_Exercise description_:
For the records below, say how many lines contain the string "data". Give no other text.

_Supplied information_:
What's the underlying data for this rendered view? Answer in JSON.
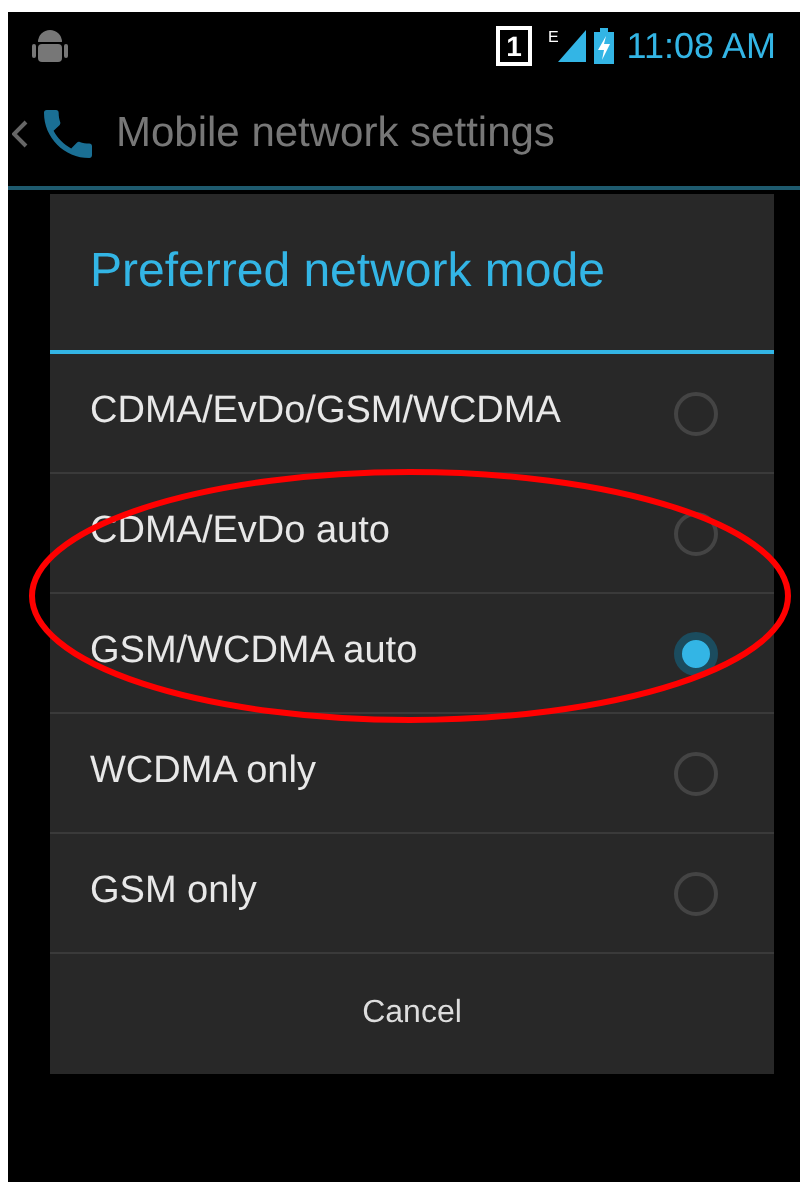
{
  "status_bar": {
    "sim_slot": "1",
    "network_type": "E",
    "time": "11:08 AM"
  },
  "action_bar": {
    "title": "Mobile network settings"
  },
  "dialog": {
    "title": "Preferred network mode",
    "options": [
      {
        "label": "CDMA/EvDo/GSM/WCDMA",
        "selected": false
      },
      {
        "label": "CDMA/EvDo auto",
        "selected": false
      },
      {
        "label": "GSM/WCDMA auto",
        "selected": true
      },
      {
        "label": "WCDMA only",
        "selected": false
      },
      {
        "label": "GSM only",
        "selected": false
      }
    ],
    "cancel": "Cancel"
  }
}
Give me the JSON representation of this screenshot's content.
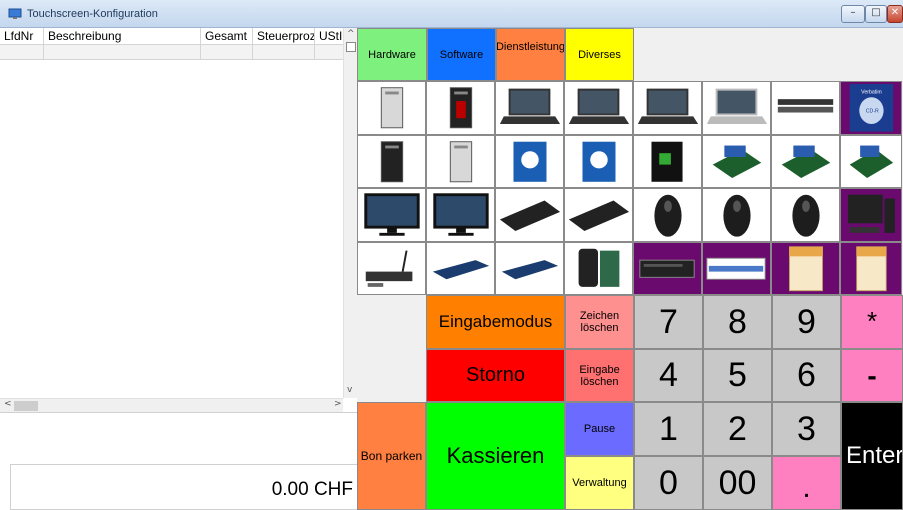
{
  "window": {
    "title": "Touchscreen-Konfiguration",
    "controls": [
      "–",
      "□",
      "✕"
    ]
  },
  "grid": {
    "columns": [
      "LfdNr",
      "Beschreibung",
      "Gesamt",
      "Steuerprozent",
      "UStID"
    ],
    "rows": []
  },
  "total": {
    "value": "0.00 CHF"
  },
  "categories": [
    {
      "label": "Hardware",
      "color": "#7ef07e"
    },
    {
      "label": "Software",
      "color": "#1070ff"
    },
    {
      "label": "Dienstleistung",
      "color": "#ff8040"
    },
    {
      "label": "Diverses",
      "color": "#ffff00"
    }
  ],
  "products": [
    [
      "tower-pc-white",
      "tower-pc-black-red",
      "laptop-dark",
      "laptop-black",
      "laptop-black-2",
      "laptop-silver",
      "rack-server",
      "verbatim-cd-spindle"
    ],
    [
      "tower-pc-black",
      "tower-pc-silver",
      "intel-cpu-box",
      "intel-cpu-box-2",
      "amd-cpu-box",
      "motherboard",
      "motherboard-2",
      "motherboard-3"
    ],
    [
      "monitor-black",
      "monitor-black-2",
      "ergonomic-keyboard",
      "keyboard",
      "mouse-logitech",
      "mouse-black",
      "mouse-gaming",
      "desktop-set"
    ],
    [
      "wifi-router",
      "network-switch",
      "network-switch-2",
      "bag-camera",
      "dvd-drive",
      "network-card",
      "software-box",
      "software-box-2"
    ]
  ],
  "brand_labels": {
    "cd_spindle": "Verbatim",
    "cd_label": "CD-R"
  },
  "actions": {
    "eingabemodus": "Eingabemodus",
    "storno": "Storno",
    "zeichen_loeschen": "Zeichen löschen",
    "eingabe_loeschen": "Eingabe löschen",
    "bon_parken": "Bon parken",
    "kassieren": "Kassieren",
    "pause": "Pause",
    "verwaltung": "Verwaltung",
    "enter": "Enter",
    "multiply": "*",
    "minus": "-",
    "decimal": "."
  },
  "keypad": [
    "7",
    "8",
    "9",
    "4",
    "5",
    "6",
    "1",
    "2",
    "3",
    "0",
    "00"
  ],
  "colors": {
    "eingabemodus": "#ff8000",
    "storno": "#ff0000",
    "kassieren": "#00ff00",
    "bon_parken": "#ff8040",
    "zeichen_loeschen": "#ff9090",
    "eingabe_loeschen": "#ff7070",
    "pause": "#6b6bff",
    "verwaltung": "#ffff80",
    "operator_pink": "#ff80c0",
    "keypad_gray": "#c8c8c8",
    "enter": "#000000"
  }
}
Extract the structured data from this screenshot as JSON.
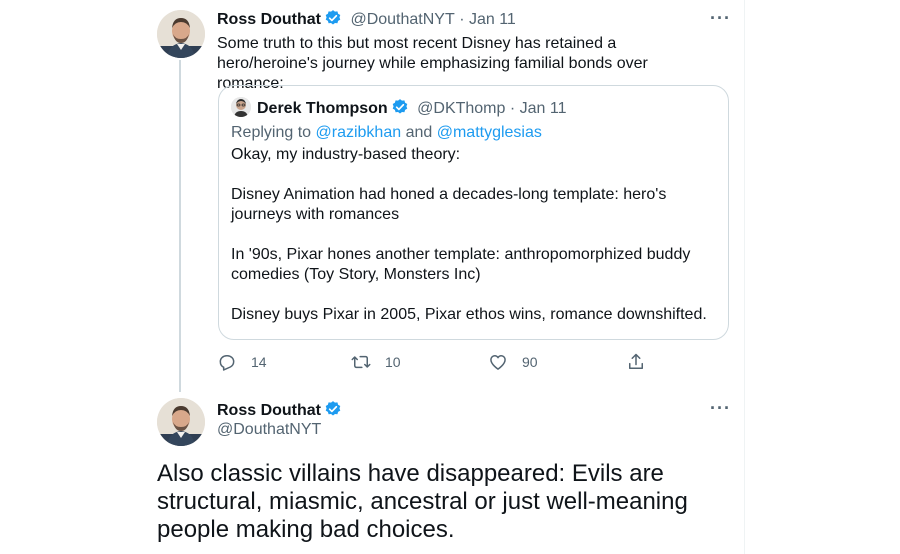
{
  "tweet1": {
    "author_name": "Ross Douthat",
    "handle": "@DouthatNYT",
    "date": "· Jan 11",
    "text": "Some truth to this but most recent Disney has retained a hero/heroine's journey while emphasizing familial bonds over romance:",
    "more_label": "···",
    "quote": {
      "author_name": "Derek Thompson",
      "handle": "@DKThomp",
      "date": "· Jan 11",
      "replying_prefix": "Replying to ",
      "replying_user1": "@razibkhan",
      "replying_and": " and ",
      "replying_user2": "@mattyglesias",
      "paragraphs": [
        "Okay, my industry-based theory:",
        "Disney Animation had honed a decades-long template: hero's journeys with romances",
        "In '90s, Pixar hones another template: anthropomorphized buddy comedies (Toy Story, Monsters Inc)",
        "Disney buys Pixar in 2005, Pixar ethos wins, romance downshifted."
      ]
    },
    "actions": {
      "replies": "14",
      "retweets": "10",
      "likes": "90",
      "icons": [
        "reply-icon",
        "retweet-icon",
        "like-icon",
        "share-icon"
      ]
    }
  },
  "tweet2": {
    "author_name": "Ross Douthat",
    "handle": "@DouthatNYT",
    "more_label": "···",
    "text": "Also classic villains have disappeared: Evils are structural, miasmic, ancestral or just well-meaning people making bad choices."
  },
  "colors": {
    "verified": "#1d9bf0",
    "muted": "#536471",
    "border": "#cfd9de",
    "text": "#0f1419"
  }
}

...

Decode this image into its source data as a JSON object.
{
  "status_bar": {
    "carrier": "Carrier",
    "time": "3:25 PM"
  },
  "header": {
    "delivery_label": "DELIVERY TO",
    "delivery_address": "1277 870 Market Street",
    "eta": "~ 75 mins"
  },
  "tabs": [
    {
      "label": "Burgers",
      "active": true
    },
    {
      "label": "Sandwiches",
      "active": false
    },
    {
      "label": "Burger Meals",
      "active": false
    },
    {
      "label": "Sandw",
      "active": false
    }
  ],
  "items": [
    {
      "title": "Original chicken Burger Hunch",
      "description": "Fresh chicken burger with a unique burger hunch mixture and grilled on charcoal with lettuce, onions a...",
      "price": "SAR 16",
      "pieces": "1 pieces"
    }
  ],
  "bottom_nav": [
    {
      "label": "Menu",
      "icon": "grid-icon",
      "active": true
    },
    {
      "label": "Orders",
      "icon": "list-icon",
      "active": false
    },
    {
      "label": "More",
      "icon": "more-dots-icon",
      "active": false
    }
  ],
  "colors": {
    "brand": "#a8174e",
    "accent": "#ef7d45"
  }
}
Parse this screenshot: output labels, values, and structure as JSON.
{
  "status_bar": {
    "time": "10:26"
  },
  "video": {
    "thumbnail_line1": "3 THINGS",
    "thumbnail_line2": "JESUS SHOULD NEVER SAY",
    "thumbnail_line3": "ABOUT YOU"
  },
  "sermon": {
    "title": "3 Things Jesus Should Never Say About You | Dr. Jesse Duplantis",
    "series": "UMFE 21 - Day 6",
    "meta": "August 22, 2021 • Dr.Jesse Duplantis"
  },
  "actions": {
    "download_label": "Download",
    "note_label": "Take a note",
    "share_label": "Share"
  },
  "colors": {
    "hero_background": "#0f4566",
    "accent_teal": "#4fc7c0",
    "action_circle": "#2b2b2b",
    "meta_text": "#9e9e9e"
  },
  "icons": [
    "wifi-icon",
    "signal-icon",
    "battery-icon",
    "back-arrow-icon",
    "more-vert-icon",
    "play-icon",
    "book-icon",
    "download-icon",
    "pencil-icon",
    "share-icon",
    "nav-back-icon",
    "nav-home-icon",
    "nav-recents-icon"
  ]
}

_Exercise output_:
3